About this task
Wherever the string "infoweb" appears in a line of the listing below, report that line.

Entries supplied
———

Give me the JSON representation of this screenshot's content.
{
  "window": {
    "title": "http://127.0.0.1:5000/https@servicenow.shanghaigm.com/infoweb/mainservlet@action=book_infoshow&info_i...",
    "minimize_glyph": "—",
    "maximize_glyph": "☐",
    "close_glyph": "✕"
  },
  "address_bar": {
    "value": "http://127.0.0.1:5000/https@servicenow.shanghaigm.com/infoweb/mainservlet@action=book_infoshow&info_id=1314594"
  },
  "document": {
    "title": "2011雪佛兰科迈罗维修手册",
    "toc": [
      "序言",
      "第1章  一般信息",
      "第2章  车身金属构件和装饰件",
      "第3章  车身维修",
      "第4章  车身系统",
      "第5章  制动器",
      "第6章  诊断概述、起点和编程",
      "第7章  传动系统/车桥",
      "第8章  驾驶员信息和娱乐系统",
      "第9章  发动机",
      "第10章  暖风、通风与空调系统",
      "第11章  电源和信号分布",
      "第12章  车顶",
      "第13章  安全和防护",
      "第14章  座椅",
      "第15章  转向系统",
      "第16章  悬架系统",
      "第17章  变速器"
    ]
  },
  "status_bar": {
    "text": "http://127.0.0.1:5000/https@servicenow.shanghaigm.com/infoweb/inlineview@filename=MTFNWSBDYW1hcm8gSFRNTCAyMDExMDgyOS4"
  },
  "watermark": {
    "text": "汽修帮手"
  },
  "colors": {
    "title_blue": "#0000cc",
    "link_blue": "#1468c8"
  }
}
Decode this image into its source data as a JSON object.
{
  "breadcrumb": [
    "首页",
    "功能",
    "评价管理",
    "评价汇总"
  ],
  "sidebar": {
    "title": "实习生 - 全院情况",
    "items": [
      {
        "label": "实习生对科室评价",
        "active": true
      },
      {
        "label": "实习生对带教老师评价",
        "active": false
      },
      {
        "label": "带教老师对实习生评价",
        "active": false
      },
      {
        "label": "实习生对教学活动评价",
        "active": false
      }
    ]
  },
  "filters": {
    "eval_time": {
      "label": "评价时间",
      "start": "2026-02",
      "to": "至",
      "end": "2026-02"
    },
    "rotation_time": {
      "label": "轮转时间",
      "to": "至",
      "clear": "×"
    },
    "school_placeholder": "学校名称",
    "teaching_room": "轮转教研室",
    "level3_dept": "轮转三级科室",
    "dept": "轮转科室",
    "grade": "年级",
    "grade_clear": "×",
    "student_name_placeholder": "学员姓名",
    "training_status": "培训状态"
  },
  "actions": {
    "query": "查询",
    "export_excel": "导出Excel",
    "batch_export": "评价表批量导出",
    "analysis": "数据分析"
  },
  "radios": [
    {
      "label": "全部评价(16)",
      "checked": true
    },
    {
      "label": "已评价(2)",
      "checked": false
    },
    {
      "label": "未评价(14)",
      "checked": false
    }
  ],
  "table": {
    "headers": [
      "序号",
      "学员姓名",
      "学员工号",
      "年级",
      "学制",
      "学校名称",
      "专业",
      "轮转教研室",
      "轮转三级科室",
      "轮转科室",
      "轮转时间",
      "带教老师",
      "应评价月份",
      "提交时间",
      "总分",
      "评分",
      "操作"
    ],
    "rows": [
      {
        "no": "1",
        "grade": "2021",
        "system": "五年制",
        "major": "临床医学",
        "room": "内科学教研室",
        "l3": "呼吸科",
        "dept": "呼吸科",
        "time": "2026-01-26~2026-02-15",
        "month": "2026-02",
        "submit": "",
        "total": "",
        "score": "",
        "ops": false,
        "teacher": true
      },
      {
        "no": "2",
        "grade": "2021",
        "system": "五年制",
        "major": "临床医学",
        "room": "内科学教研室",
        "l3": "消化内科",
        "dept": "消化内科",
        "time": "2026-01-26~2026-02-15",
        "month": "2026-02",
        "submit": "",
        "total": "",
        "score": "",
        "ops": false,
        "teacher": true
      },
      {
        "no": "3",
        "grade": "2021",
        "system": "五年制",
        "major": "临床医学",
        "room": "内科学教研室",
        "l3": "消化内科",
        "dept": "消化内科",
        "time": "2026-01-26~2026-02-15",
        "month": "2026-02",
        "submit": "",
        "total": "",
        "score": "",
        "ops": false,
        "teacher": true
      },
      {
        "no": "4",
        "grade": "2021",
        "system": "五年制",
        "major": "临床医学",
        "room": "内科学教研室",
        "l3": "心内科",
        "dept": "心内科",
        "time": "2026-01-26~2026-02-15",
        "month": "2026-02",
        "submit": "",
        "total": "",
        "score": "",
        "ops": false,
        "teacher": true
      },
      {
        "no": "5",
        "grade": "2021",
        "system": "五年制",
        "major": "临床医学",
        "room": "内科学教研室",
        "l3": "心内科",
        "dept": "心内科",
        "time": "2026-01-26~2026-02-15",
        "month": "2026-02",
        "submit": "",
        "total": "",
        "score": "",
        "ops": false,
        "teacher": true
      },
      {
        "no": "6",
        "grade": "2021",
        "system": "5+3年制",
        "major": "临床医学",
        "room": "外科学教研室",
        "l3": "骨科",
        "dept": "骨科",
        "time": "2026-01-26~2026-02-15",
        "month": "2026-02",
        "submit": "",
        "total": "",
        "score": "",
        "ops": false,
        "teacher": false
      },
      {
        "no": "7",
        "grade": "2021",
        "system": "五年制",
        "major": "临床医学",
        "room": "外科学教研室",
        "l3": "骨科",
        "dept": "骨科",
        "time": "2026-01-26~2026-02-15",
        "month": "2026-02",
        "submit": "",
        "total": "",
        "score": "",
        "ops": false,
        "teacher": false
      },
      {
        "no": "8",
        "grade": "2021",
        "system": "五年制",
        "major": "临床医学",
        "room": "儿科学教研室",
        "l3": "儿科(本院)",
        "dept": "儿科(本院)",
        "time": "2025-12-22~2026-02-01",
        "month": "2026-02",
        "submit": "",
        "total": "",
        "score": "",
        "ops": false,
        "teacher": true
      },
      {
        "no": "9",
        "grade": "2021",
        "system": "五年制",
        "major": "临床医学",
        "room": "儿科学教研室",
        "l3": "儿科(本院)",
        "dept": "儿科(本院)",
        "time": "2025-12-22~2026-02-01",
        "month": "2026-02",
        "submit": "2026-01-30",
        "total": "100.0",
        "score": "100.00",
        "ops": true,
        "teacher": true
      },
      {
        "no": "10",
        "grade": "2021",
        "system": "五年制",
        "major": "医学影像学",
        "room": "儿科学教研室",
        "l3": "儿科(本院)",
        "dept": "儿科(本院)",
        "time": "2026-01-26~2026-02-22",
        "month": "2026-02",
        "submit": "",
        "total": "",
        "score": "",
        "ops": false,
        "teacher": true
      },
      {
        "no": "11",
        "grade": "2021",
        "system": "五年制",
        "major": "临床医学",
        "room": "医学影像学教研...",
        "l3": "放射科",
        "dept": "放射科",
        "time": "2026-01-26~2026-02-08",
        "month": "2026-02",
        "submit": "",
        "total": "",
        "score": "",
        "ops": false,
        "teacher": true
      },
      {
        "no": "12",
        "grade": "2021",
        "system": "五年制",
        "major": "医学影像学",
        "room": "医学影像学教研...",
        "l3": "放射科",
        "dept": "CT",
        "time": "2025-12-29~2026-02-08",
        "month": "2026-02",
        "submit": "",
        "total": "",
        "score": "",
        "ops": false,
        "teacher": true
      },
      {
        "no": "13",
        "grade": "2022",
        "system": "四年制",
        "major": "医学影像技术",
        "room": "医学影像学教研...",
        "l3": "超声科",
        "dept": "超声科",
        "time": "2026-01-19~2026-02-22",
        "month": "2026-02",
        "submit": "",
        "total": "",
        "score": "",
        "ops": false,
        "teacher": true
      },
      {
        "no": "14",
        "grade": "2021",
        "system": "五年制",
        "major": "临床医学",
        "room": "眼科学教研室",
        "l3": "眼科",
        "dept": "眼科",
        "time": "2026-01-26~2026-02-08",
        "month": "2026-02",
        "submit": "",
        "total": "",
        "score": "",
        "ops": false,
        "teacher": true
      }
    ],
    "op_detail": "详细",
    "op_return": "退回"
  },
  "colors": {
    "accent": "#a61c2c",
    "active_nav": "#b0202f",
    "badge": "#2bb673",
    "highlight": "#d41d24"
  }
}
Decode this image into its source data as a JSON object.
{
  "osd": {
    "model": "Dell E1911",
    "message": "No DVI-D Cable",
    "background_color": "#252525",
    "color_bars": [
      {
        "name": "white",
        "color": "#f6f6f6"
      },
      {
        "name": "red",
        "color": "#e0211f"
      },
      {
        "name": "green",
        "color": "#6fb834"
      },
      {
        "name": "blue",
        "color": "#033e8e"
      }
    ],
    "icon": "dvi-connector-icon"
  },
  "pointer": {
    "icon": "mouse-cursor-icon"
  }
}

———

Response
    "title": "http://127.0.0.1:5000/https@servicenow.shanghaigm.com/infoweb/mainservlet@action=book_infoshow&info_i...",
    "value": "http://127.0.0.1:5000/https@servicenow.shanghaigm.com/infoweb/mainservlet@action=book_infoshow&info_id=1314594"
    "text": "http://127.0.0.1:5000/https@servicenow.shanghaigm.com/infoweb/inlineview@filename=MTFNWSBDYW1hcm8gSFRNTCAyMDExMDgyOS4"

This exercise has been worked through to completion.